Segment Start: Record set
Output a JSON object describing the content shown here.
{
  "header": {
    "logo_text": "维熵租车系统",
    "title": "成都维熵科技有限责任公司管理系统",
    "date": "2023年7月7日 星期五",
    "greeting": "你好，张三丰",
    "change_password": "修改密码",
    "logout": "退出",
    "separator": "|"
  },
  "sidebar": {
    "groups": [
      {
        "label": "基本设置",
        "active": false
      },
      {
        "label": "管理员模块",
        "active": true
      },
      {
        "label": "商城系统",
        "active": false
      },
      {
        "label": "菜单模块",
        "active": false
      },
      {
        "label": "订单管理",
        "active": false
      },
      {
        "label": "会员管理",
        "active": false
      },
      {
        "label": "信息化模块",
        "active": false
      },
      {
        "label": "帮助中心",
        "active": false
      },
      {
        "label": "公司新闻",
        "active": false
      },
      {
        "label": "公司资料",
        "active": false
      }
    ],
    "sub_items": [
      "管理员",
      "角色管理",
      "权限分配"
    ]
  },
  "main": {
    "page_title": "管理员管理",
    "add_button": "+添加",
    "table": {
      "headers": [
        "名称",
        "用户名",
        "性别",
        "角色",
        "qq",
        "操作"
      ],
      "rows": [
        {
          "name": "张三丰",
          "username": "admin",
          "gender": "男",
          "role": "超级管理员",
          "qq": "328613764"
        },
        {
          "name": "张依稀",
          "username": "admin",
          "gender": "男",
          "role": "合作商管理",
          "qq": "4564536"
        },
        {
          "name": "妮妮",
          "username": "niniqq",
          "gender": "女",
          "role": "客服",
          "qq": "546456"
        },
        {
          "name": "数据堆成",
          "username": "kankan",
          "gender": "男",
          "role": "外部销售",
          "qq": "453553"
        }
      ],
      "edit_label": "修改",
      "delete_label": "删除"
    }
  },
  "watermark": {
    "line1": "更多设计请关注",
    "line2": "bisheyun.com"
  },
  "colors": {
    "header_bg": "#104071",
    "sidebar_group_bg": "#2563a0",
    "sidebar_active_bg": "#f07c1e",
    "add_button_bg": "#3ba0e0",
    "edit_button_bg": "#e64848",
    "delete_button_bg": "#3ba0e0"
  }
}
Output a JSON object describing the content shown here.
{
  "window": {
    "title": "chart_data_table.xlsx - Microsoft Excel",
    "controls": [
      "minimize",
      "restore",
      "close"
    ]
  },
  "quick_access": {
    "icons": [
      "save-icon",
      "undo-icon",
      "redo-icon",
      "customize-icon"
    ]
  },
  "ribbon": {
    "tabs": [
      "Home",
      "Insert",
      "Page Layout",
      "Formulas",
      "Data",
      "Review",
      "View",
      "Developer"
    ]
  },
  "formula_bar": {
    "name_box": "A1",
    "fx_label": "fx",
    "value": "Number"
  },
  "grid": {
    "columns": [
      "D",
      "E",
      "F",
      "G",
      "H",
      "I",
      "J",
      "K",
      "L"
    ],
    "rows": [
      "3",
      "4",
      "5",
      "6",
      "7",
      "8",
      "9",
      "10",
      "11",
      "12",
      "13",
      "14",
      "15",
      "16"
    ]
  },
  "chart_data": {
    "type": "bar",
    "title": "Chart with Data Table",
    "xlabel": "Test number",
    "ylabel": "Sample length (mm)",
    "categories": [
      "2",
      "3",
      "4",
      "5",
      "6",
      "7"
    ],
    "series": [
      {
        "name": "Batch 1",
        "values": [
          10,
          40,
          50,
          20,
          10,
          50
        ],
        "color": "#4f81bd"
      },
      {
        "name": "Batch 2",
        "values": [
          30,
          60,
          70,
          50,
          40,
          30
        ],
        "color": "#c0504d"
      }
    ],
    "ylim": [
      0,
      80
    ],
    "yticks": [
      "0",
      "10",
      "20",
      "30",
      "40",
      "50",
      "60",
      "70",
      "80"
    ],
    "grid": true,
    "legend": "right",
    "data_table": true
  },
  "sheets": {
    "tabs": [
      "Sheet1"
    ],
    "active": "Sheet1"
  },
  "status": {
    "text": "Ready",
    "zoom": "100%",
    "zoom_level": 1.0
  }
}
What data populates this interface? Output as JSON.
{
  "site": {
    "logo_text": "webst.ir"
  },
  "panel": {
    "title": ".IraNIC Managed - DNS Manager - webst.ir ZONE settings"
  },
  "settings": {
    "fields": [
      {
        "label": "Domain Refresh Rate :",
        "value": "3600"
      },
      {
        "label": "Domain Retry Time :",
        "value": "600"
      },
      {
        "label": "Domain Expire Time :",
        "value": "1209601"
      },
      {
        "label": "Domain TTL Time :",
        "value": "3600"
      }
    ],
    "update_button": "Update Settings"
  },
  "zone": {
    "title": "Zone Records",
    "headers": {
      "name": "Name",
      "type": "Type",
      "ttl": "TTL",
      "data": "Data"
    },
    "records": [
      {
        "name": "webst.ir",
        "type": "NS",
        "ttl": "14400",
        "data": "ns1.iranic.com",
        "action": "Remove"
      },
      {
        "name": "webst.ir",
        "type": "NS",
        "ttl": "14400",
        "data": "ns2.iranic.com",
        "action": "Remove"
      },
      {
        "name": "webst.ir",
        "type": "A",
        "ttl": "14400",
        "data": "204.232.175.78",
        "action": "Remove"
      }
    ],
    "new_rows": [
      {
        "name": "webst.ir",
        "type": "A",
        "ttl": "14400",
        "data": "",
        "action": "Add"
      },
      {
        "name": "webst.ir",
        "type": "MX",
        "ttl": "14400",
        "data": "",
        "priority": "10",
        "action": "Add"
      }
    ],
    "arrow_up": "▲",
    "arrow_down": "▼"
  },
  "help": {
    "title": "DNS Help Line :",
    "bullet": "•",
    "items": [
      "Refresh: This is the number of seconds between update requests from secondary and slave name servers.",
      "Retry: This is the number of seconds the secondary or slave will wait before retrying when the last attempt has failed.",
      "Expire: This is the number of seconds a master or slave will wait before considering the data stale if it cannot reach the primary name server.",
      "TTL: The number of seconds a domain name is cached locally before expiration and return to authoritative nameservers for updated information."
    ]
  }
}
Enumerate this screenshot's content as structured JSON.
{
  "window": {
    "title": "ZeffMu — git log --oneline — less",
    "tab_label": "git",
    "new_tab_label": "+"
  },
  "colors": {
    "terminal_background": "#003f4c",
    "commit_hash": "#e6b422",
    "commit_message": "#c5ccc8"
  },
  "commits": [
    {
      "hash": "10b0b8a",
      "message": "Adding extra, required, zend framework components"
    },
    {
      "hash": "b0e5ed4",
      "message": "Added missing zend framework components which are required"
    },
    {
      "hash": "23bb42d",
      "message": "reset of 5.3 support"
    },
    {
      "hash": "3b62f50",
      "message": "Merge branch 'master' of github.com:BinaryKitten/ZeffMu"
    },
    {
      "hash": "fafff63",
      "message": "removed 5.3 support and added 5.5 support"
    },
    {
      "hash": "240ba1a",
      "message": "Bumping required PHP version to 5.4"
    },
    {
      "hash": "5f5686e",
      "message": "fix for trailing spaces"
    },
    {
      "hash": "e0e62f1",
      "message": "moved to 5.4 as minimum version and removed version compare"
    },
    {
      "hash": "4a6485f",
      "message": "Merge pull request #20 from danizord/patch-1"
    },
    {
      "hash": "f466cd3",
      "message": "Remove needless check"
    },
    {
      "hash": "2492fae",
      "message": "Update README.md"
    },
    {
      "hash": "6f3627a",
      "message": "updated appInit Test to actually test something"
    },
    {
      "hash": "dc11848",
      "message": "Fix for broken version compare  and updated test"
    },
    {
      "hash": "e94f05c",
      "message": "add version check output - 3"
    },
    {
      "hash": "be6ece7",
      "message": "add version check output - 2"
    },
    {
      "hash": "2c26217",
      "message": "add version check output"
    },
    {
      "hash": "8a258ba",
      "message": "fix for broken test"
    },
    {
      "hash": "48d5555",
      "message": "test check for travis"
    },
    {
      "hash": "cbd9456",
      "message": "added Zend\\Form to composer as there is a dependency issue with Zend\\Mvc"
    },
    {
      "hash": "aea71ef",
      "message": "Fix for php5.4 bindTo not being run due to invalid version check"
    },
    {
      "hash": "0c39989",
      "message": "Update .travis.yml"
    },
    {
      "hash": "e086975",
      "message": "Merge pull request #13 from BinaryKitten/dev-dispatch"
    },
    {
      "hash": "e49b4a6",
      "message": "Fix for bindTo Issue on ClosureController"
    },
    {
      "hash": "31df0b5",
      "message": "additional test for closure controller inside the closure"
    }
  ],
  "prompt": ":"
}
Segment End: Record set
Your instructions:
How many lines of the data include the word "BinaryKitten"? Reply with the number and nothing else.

Written reply:
2